Coronavirus patients suffering long-term illness feel “abandoned” by GPs because they were never tested and have no proof of infection, it has emerged.

Growsing numbers are voicing concern that despite experiencing debilitating symptoms many up to 20 weeks on they have been left to “fend for themselves”.

They include large swathes who fell ill at the height of the pandemic, when testing was limited, who say that they are now struggling to be taken seriously by medical staff and are unable to access clinical support due to a lack of awareness about the virus.

Many claimed their GPs had been reluctant to refer them for tests or scans. One told The Telegraph they had been “fobbed off” with claims they were suffering with anxiety or even hayfever.

One who spoke to this newspaper said she felt the Government was only interested in statistics on new infection rates and deaths, rather than those still suffering many weeks later.

The disclosures come as the NHS announces a new, on-demand recovery service that will enable nurses, physiotherapists and mental health specialists to respond directly to patients’ needs.

The “Your Covid Recovery” service, to be made available later this summer, is aimed at those suffering longer-term complications. Created by Prof Sally Singh with a team from University Hospitals of Leicester NHS trust, it will offer patients face-to-face consultations with local rehabilitation teams who will then design personalised online support packages lasting up to 12 weeks.

Research suggests that one in three patients who recover from Covid-19 could be harmed for life, including long-term damage to the lungs, chronic fatigue and psychological disturbances.

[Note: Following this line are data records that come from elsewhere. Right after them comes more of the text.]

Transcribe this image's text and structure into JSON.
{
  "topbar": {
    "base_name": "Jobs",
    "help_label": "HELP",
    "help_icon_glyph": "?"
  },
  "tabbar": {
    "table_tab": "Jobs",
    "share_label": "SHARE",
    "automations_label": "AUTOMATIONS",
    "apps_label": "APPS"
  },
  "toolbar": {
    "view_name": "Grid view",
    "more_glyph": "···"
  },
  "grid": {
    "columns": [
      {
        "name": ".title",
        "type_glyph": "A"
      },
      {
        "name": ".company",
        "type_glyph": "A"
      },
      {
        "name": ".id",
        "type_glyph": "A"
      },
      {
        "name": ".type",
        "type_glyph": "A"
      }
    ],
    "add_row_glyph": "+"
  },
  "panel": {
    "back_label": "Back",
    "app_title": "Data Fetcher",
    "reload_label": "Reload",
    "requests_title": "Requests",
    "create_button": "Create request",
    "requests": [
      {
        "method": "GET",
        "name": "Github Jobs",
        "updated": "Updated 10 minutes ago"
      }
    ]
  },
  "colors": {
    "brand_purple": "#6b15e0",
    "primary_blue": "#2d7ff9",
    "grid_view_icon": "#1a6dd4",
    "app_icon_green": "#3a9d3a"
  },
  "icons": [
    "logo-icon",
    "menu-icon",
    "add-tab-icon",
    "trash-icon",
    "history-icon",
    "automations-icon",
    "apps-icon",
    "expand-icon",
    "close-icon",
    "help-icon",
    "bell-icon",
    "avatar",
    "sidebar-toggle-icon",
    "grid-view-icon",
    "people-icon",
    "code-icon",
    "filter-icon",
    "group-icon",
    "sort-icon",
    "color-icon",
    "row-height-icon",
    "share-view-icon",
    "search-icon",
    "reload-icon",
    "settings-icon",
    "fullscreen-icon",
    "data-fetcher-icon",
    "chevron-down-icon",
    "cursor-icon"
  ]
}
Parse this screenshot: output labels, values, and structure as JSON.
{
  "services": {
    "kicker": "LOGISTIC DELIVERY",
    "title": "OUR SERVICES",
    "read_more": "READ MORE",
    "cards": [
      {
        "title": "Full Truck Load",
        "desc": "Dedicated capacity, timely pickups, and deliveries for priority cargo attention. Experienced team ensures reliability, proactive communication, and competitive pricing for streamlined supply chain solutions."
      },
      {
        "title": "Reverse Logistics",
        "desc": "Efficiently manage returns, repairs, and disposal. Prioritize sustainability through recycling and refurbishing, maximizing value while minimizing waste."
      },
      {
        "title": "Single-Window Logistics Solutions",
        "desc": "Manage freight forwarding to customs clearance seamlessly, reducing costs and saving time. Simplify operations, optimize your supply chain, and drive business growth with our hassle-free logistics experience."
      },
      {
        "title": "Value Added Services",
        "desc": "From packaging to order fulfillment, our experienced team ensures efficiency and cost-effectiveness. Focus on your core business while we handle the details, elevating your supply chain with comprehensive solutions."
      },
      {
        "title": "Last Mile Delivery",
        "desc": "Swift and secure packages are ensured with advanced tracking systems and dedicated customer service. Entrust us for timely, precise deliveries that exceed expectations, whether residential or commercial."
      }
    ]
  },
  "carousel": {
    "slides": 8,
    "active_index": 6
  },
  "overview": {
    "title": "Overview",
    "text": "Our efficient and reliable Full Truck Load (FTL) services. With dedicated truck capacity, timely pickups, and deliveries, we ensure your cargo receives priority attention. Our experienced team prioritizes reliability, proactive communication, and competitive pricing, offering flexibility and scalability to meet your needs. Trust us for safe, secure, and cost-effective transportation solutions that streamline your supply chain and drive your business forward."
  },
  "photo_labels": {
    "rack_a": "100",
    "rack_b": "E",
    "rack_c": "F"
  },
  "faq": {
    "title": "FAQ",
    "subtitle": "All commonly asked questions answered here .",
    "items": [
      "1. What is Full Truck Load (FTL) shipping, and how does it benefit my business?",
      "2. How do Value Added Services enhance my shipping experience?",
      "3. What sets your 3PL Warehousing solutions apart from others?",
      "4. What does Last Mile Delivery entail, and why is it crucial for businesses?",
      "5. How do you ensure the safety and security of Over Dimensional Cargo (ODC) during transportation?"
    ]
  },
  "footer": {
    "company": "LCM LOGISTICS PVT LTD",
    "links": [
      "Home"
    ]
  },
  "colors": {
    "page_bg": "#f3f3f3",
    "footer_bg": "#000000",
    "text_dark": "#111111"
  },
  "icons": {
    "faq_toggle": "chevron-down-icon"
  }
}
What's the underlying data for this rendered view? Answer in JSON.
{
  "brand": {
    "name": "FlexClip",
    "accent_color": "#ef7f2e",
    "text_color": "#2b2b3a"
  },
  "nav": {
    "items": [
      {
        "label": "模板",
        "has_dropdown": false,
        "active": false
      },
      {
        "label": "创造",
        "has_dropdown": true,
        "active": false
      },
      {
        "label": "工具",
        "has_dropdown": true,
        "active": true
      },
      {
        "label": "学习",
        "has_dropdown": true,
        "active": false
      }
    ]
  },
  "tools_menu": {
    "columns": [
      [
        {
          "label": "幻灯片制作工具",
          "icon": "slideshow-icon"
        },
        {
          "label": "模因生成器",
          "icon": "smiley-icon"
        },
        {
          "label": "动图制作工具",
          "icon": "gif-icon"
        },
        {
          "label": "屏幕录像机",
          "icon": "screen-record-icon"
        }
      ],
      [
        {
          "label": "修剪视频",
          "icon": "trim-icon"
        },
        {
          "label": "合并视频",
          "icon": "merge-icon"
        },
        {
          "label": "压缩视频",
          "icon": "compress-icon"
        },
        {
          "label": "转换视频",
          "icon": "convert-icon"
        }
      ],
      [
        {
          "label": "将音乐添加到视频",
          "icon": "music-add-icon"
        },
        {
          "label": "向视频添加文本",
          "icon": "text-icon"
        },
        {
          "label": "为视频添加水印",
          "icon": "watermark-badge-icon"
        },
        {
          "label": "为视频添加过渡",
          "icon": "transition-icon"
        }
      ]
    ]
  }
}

Around 30 per cent may be left with damaged and scarred lung tissue, if it follows patterns of similar diseases, according to NHS guidance seen by The Telegraph.

A separate survey undertaken by one of the many online post-Covid support groups, which have thousands of followers, reveals that around 20 per cent of patients are still experiencing symptoms 15 weeks later.

Almost 85 per cent of more than 600 who responded said they felt GPs needed to be made aware of long-term symptoms while the majority said they felt they needed close monitoring and rehabilitation support.

Almost two in five said they felt they had had “very little support”, one in three felt “helpless and ignored” and around a quarter said they were bewildered that they were not getting more help.

The most common reported symptoms are headaches, chest tightness and breathing problems, a rapid heartbeat, trembling and dizziness.

Deborah Foley, 50, from south London, first developed Covid-19 symptoms in mid-March and says she is still suffering most days, despite doctors being unable to pinpoint any specific problem.

She said she had to sleep wearing a watch that woke her up when her oxygen level dips too low or it felt like she was suffocating in her sleep. “No one takes my symptoms seriously except the thousands now in Facebook support groups.” 

Elena Goodsell, 37, who fell ill in March, said her GP had said that all he could do was prescribe pain relief and rest and even offered her anxiety medication. “I am definitely not suffering from anxiety,” she said. “I feel like I am being made to be a hypochondriac.  I do not feel supported by my GP and am being left to suffer.”

Danny Altman, an immunologist at Imperial College London, noted that the majority of those reporting they had been infected had not undergone polymerase chain reaction (PCR) testing indicating current infection and so had no documentary evidence of the virus.

“It would be inappropriate to suggest they are maligners or making it up,” he said. “I appreciate that they feel very unwell, very desperate and alone. There is clearly something going on.”

Dr Jonathan Leach, honorary secretary of the Royal College of GPs, said he was aware that some patients who were recovering from the virus had symptoms similar to other post-viral syndromes that could be related to coronavirus.

He said: “Patients should be reassured that GPs and their teams are working hard, utilising the most up-to-date clinical guidance, to deliver the most appropriate care and support they can, and that their concerns will be taken seriously. It is vital that as we understand more about the virus; clinical guidelines are rapidly developed to support GPs with treatment and management of Covid-19, so that we can provide the best possible care to our patients.”

Source: Telegraph